TASK: Check each line of the entries for "pair" and report the ones that have it.

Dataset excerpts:
☆ ☆ ☆ ☆ ☆

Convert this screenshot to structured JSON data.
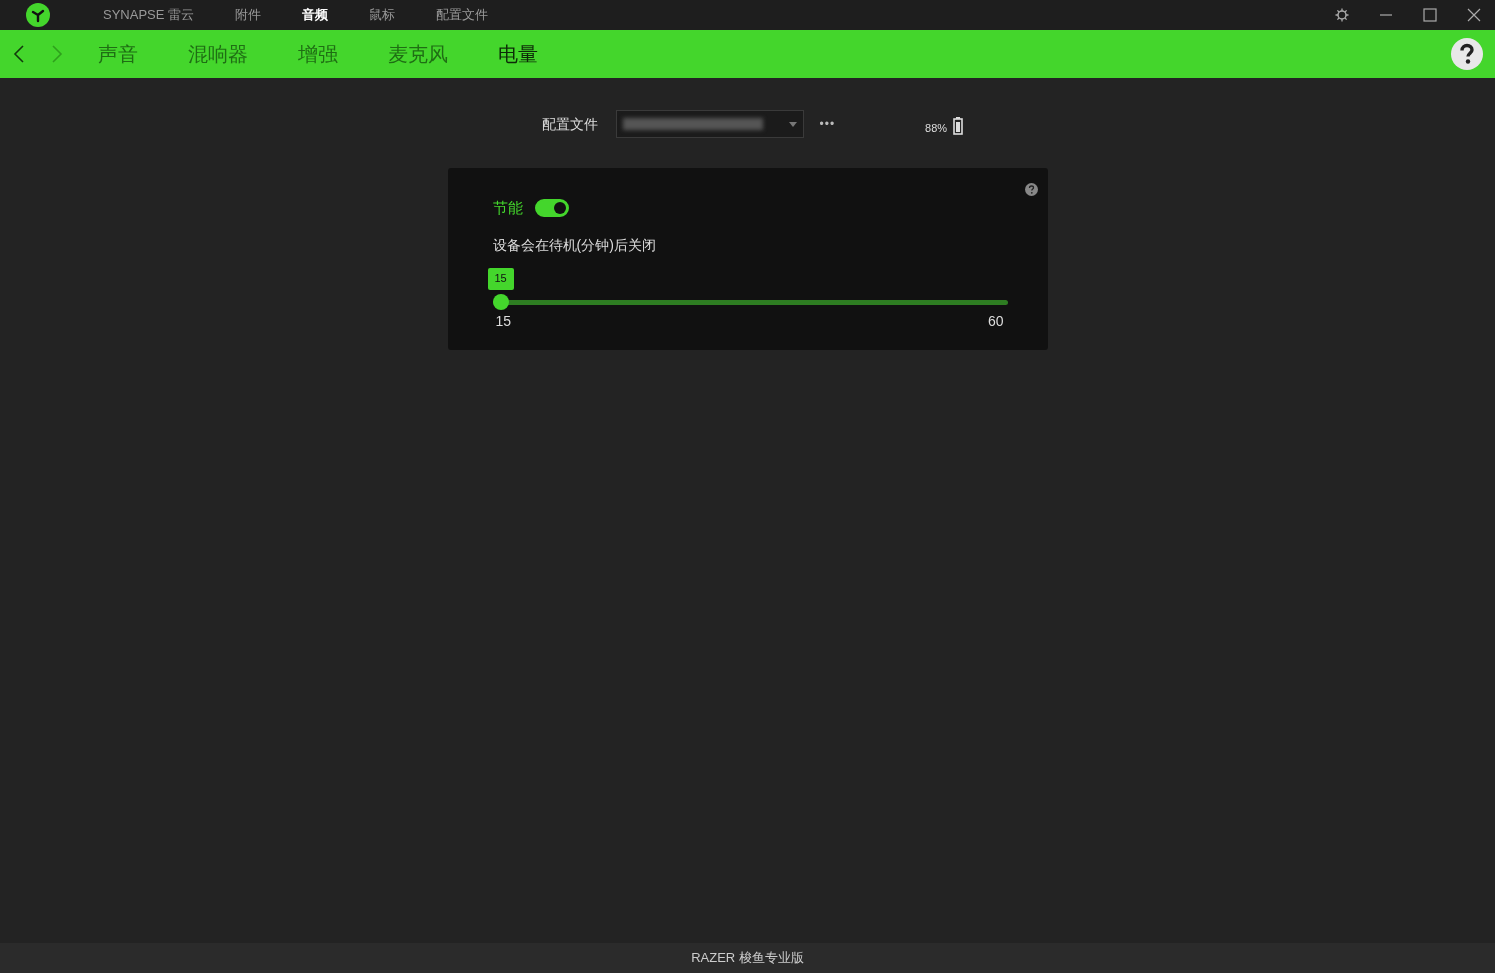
{
  "title_bar": {
    "tabs": [
      {
        "label": "SYNAPSE 雷云",
        "selected": false
      },
      {
        "label": "附件",
        "selected": false
      },
      {
        "label": "音频",
        "selected": true
      },
      {
        "label": "鼠标",
        "selected": false
      },
      {
        "label": "配置文件",
        "selected": false
      }
    ]
  },
  "sub_nav": {
    "back_disabled": false,
    "forward_disabled": true,
    "tabs": [
      {
        "label": "声音",
        "selected": false
      },
      {
        "label": "混响器",
        "selected": false
      },
      {
        "label": "增强",
        "selected": false
      },
      {
        "label": "麦克风",
        "selected": false
      },
      {
        "label": "电量",
        "selected": true
      }
    ]
  },
  "profile": {
    "label": "配置文件",
    "more": "•••"
  },
  "battery": {
    "reading": "88%"
  },
  "power_card": {
    "toggle_label": "节能",
    "on": true,
    "description": "设备会在待机(分钟)后关闭",
    "slider": {
      "value": "15",
      "level": 0,
      "min": "15",
      "max": "60"
    }
  },
  "status_bar": {
    "device": "RAZER 梭鱼专业版"
  }
}
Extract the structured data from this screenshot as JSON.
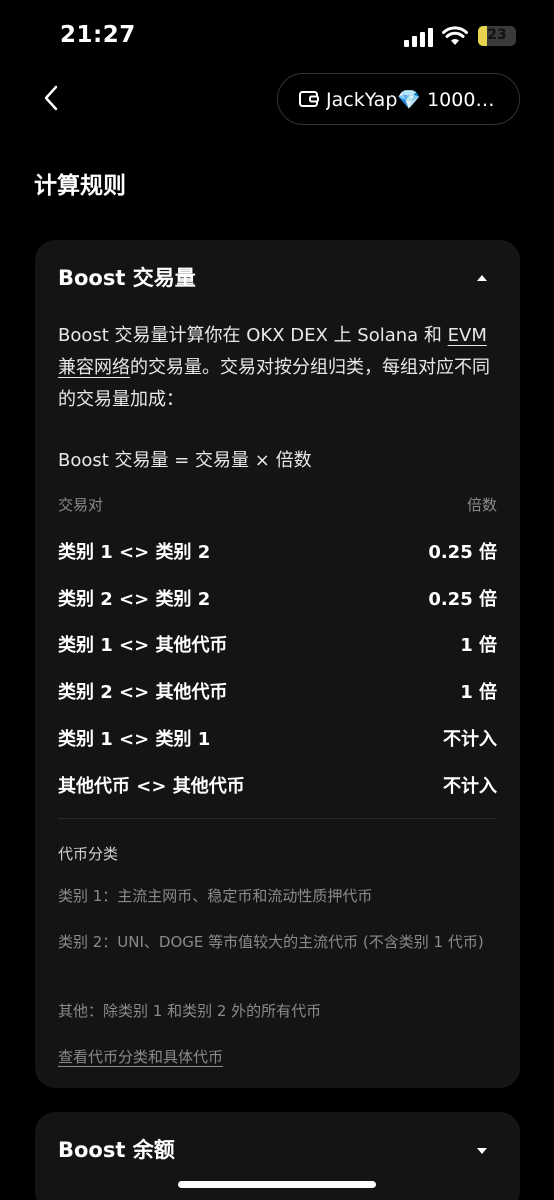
{
  "status_bar": {
    "time": "21:27",
    "battery": "23",
    "battery_level": 0.23,
    "battery_color": "#e8d44d",
    "icons": [
      "signal-icon",
      "wifi-icon",
      "battery-icon"
    ]
  },
  "nav": {
    "back_icon": "chevron-left-icon",
    "wallet_icon": "wallet-icon",
    "wallet_label": "JackYap💎 1000…"
  },
  "page_title": "计算规则",
  "boost_volume": {
    "header": "Boost 交易量",
    "description": {
      "part1": "Boost 交易量计算你在 OKX DEX 上 Solana 和 ",
      "link": "EVM 兼容网络",
      "part2": "的交易量。交易对按分组归类，每组对应不同的交易量加成："
    },
    "formula": "Boost 交易量 = 交易量 × 倍数",
    "table": {
      "headers": {
        "pair": "交易对",
        "multiplier": "倍数"
      },
      "rows": [
        {
          "pair": "类别 1 <> 类别 2",
          "multiplier": "0.25 倍"
        },
        {
          "pair": "类别 2 <> 类别 2",
          "multiplier": "0.25 倍"
        },
        {
          "pair": "类别 1 <> 其他代币",
          "multiplier": "1 倍"
        },
        {
          "pair": "类别 2 <> 其他代币",
          "multiplier": "1 倍"
        },
        {
          "pair": "类别 1 <> 类别 1",
          "multiplier": "不计入"
        },
        {
          "pair": "其他代币 <> 其他代币",
          "multiplier": "不计入"
        }
      ]
    },
    "categories": {
      "title": "代币分类",
      "items": [
        "类别 1：主流主网币、稳定币和流动性质押代币",
        "类别 2：UNI、DOGE 等市值较大的主流代币 (不含类别 1 代币)",
        "其他：除类别 1 和类别 2 外的所有代币"
      ],
      "link": "查看代币分类和具体代币"
    }
  },
  "boost_balance": {
    "header": "Boost 余额"
  }
}
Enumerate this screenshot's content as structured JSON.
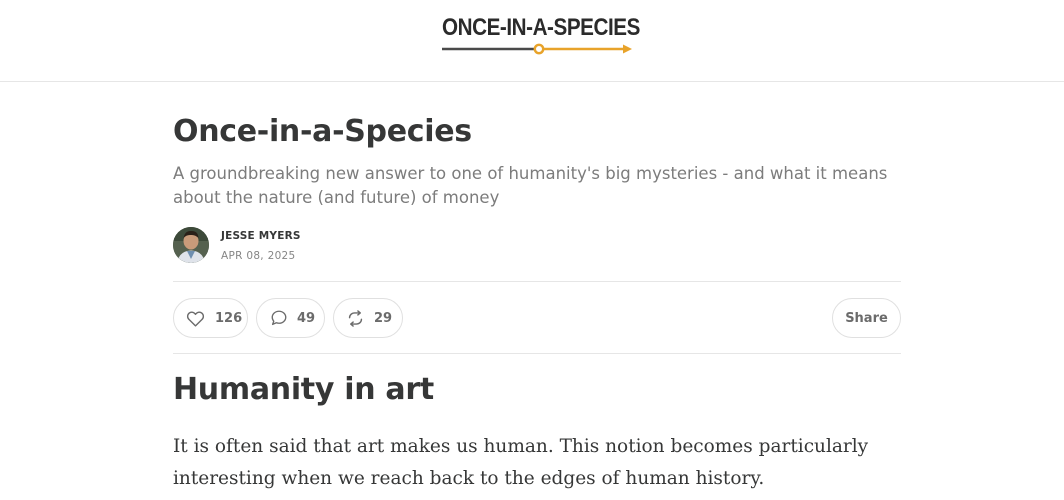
{
  "site": {
    "logo_text": "ONCE-IN-A-SPECIES",
    "logo_accent_color": "#e8a32a",
    "logo_line_color": "#4a4a4a"
  },
  "post": {
    "title": "Once-in-a-Species",
    "subtitle": "A groundbreaking new answer to one of humanity's big mysteries - and what it means about the nature (and future) of money",
    "author": "JESSE MYERS",
    "date": "APR 08, 2025"
  },
  "actions": {
    "likes": "126",
    "comments": "49",
    "restacks": "29",
    "share_label": "Share"
  },
  "content": {
    "heading": "Humanity in art",
    "paragraph": "It is often said that art makes us human. This notion becomes particularly interesting when we reach back to the edges of human history."
  },
  "icons": {
    "like": "heart-icon",
    "comment": "speech-bubble-icon",
    "restack": "restack-arrows-icon"
  }
}
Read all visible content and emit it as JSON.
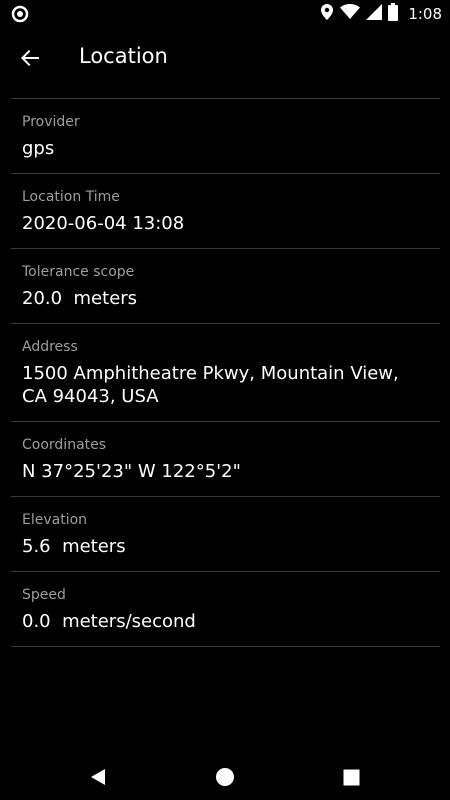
{
  "status_bar": {
    "time": "1:08",
    "icons": [
      "sync-icon",
      "location-icon",
      "wifi-icon",
      "signal-icon",
      "battery-icon"
    ]
  },
  "header": {
    "title": "Location",
    "back_icon": "back-arrow-icon"
  },
  "items": [
    {
      "label": "Provider",
      "value": "gps"
    },
    {
      "label": "Location Time",
      "value": "2020-06-04 13:08"
    },
    {
      "label": "Tolerance scope",
      "value": "20.0  meters"
    },
    {
      "label": "Address",
      "value": "1500 Amphitheatre Pkwy, Mountain View,\nCA 94043, USA"
    },
    {
      "label": "Coordinates",
      "value": "N 37°25'23\" W 122°5'2\""
    },
    {
      "label": "Elevation",
      "value": "5.6  meters"
    },
    {
      "label": "Speed",
      "value": "0.0  meters/second"
    }
  ],
  "nav_bar": {
    "icons": [
      "nav-back-icon",
      "nav-home-icon",
      "nav-recents-icon"
    ]
  },
  "colors": {
    "background": "#000000",
    "text": "#ffffff",
    "label": "#9d9d9d",
    "divider": "#3a3a3a"
  }
}
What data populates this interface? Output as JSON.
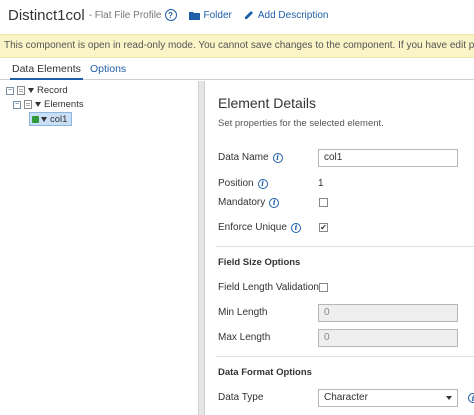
{
  "header": {
    "title": "Distinct1col",
    "subtitle": "- Flat File Profile",
    "help_glyph": "?",
    "folder_label": "Folder",
    "add_description_label": "Add Description"
  },
  "banner": {
    "text": "This component is open in read-only mode. You cannot save changes to the component. If you have edit privileges"
  },
  "tabs": [
    {
      "label": "Data Elements",
      "active": true
    },
    {
      "label": "Options",
      "active": false
    }
  ],
  "tree": {
    "expand_glyph": "−",
    "record_label": "Record",
    "elements_label": "Elements",
    "selected_element": "col1"
  },
  "details": {
    "title": "Element Details",
    "subtitle": "Set properties for the selected element.",
    "info_glyph": "i",
    "data_name_label": "Data Name",
    "data_name_value": "col1",
    "position_label": "Position",
    "position_value": "1",
    "mandatory_label": "Mandatory",
    "mandatory_checked": false,
    "enforce_unique_label": "Enforce Unique",
    "enforce_unique_checked": true,
    "check_glyph": "✔",
    "field_size_heading": "Field Size Options",
    "field_length_validation_label": "Field Length Validation",
    "field_length_validation_checked": false,
    "min_length_label": "Min Length",
    "min_length_value": "0",
    "max_length_label": "Max Length",
    "max_length_value": "0",
    "data_format_heading": "Data Format Options",
    "data_type_label": "Data Type",
    "data_type_value": "Character"
  },
  "colors": {
    "accent": "#1f5fa8",
    "banner_bg": "#fbf4c6",
    "selected_row_bg": "#c9dff5",
    "leaf_icon": "#2f9a3a"
  },
  "icons": {
    "help": "question-circle-icon",
    "folder": "folder-icon",
    "add_description": "pencil-icon",
    "tree_expand": "minus-box-icon",
    "tree_doc": "document-icon",
    "tree_caret": "caret-down-icon",
    "leaf": "element-leaf-icon",
    "info": "info-circle-icon",
    "select_arrow": "chevron-down-icon"
  }
}
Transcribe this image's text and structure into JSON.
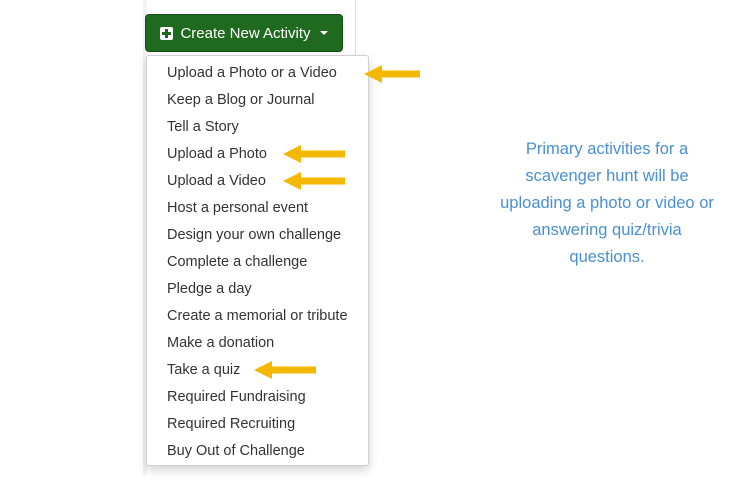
{
  "create_button": {
    "label": "Create New Activity",
    "icon": "plus-square-icon",
    "caret": "chevron-down-icon"
  },
  "menu": {
    "items": [
      {
        "label": "Upload a Photo or a Video"
      },
      {
        "label": "Keep a Blog or Journal"
      },
      {
        "label": "Tell a Story"
      },
      {
        "label": "Upload a Photo"
      },
      {
        "label": "Upload a Video"
      },
      {
        "label": "Host a personal event"
      },
      {
        "label": "Design your own challenge"
      },
      {
        "label": "Complete a challenge"
      },
      {
        "label": "Pledge a day"
      },
      {
        "label": "Create a memorial or tribute"
      },
      {
        "label": "Make a donation"
      },
      {
        "label": "Take a quiz"
      },
      {
        "label": "Required Fundraising"
      },
      {
        "label": "Required Recruiting"
      },
      {
        "label": "Buy Out of Challenge"
      }
    ]
  },
  "annotation": {
    "lines": [
      "Primary activities for a",
      "scavenger hunt will be",
      "uploading a photo or video or",
      "answering quiz/trivia",
      "questions."
    ],
    "text_color": "#4a90cf"
  },
  "arrows": {
    "color": "#f5b800",
    "icon": "arrow-left-icon"
  },
  "colors": {
    "button_bg": "#1f6a1f",
    "menu_text": "#333333"
  }
}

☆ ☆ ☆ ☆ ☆

RESULT:
        "pair": "交易对",
          "pair": "类别 1 <> 类别 2",
          "pair": "类别 2 <> 类别 2",
          "pair": "类别 1 <> 其他代币",
          "pair": "类别 2 <> 其他代币",
          "pair": "类别 1 <> 类别 1",
          "pair": "其他代币 <> 其他代币",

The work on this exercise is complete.